## TASK DIRECTIONS
Set down the entries below once more, precisely as they stand.

## Website and app data records
········
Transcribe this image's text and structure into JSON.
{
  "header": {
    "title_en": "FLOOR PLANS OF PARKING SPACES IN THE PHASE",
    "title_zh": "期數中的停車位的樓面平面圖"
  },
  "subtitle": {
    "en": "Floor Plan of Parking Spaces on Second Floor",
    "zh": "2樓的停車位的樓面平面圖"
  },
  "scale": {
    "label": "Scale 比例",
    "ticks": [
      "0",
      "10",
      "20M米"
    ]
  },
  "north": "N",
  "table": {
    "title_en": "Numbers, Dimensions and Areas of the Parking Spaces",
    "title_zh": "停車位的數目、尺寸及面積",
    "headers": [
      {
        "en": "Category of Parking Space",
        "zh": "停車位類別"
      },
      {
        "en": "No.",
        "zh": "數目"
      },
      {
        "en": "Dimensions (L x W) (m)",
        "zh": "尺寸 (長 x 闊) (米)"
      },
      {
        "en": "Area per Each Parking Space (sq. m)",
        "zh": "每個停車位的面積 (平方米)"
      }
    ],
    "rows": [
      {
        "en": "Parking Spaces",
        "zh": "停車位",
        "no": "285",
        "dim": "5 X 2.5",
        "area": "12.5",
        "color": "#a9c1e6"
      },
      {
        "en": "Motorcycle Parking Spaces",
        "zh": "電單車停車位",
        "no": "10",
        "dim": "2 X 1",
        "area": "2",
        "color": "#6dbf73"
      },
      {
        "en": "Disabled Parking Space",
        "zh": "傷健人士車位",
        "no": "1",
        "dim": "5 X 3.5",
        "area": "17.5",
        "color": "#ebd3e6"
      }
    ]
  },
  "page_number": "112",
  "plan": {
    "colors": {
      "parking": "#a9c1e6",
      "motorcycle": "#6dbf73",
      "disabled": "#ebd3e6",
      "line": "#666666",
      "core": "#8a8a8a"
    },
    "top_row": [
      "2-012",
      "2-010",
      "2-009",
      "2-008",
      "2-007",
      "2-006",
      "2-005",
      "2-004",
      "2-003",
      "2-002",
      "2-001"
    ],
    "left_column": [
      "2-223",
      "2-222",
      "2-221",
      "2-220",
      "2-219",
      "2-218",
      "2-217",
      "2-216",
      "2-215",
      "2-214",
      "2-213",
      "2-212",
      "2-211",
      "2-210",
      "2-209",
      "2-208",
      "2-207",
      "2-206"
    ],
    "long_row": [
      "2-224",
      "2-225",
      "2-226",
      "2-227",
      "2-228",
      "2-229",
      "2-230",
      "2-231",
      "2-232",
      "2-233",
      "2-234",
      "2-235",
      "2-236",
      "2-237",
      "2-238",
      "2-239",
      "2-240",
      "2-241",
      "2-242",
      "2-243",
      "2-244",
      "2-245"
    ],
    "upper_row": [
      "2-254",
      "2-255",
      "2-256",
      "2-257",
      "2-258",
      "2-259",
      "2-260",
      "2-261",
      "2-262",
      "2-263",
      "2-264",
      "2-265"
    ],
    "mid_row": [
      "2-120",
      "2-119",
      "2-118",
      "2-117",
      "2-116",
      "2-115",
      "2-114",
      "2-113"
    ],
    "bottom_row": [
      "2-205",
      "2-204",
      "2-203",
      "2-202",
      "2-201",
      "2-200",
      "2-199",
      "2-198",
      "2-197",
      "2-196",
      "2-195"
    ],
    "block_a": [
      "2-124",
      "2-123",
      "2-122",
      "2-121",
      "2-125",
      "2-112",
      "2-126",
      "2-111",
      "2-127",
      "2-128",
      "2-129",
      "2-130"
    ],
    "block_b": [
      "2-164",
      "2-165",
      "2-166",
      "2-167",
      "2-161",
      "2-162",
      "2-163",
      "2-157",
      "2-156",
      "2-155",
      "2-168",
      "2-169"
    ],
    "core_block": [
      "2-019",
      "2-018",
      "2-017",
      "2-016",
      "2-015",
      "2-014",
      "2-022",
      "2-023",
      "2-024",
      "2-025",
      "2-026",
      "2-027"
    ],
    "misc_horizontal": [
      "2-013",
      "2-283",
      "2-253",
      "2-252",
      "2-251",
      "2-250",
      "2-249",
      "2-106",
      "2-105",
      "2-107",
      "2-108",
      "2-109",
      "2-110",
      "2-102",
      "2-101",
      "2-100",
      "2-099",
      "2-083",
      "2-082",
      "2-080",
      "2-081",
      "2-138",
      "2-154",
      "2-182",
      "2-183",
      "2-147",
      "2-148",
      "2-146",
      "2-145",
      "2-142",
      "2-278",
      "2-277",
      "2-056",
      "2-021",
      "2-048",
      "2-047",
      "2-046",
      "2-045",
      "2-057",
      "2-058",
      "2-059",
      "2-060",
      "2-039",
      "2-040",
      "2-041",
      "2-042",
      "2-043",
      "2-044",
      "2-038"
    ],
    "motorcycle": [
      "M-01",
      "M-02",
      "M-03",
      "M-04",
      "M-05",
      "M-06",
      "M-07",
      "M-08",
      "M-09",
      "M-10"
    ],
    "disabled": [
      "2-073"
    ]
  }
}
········
## RESULT FOR THIS EXERCISE
Transcribe this image's text and structure into JSON.
{
  "header": {
    "title_en": "FLOOR PLANS OF PARKING SPACES IN THE PHASE",
    "title_zh": "期數中的停車位的樓面平面圖"
  },
  "subtitle": {
    "en": "Floor Plan of Parking Spaces on Second Floor",
    "zh": "2樓的停車位的樓面平面圖"
  },
  "scale": {
    "label": "Scale 比例",
    "ticks": [
      "0",
      "10",
      "20M米"
    ]
  },
  "north": "N",
  "table": {
    "title_en": "Numbers, Dimensions and Areas of the Parking Spaces",
    "title_zh": "停車位的數目、尺寸及面積",
    "headers": [
      {
        "en": "Category of Parking Space",
        "zh": "停車位類別"
      },
      {
        "en": "No.",
        "zh": "數目"
      },
      {
        "en": "Dimensions (L x W) (m)",
        "zh": "尺寸 (長 x 闊) (米)"
      },
      {
        "en": "Area per Each Parking Space (sq. m)",
        "zh": "每個停車位的面積 (平方米)"
      }
    ],
    "rows": [
      {
        "en": "Parking Spaces",
        "zh": "停車位",
        "no": "285",
        "dim": "5 X 2.5",
        "area": "12.5",
        "color": "#a9c1e6"
      },
      {
        "en": "Motorcycle Parking Spaces",
        "zh": "電單車停車位",
        "no": "10",
        "dim": "2 X 1",
        "area": "2",
        "color": "#6dbf73"
      },
      {
        "en": "Disabled Parking Space",
        "zh": "傷健人士車位",
        "no": "1",
        "dim": "5 X 3.5",
        "area": "17.5",
        "color": "#ebd3e6"
      }
    ]
  },
  "page_number": "112",
  "plan": {
    "colors": {
      "parking": "#a9c1e6",
      "motorcycle": "#6dbf73",
      "disabled": "#ebd3e6",
      "line": "#666666",
      "core": "#8a8a8a"
    },
    "top_row": [
      "2-012",
      "2-010",
      "2-009",
      "2-008",
      "2-007",
      "2-006",
      "2-005",
      "2-004",
      "2-003",
      "2-002",
      "2-001"
    ],
    "left_column": [
      "2-223",
      "2-222",
      "2-221",
      "2-220",
      "2-219",
      "2-218",
      "2-217",
      "2-216",
      "2-215",
      "2-214",
      "2-213",
      "2-212",
      "2-211",
      "2-210",
      "2-209",
      "2-208",
      "2-207",
      "2-206"
    ],
    "long_row": [
      "2-224",
      "2-225",
      "2-226",
      "2-227",
      "2-228",
      "2-229",
      "2-230",
      "2-231",
      "2-232",
      "2-233",
      "2-234",
      "2-235",
      "2-236",
      "2-237",
      "2-238",
      "2-239",
      "2-240",
      "2-241",
      "2-242",
      "2-243",
      "2-244",
      "2-245"
    ],
    "upper_row": [
      "2-254",
      "2-255",
      "2-256",
      "2-257",
      "2-258",
      "2-259",
      "2-260",
      "2-261",
      "2-262",
      "2-263",
      "2-264",
      "2-265"
    ],
    "mid_row": [
      "2-120",
      "2-119",
      "2-118",
      "2-117",
      "2-116",
      "2-115",
      "2-114",
      "2-113"
    ],
    "bottom_row": [
      "2-205",
      "2-204",
      "2-203",
      "2-202",
      "2-201",
      "2-200",
      "2-199",
      "2-198",
      "2-197",
      "2-196",
      "2-195"
    ],
    "block_a": [
      "2-124",
      "2-123",
      "2-122",
      "2-121",
      "2-125",
      "2-112",
      "2-126",
      "2-111",
      "2-127",
      "2-128",
      "2-129",
      "2-130"
    ],
    "block_b": [
      "2-164",
      "2-165",
      "2-166",
      "2-167",
      "2-161",
      "2-162",
      "2-163",
      "2-157",
      "2-156",
      "2-155",
      "2-168",
      "2-169"
    ],
    "core_block": [
      "2-019",
      "2-018",
      "2-017",
      "2-016",
      "2-015",
      "2-014",
      "2-022",
      "2-023",
      "2-024",
      "2-025",
      "2-026",
      "2-027"
    ],
    "misc_horizontal": [
      "2-013",
      "2-283",
      "2-253",
      "2-252",
      "2-251",
      "2-250",
      "2-249",
      "2-106",
      "2-105",
      "2-107",
      "2-108",
      "2-109",
      "2-110",
      "2-102",
      "2-101",
      "2-100",
      "2-099",
      "2-083",
      "2-082",
      "2-080",
      "2-081",
      "2-138",
      "2-154",
      "2-182",
      "2-183",
      "2-147",
      "2-148",
      "2-146",
      "2-145",
      "2-142",
      "2-278",
      "2-277",
      "2-056",
      "2-021",
      "2-048",
      "2-047",
      "2-046",
      "2-045",
      "2-057",
      "2-058",
      "2-059",
      "2-060",
      "2-039",
      "2-040",
      "2-041",
      "2-042",
      "2-043",
      "2-044",
      "2-038"
    ],
    "motorcycle": [
      "M-01",
      "M-02",
      "M-03",
      "M-04",
      "M-05",
      "M-06",
      "M-07",
      "M-08",
      "M-09",
      "M-10"
    ],
    "disabled": [
      "2-073"
    ]
  }
}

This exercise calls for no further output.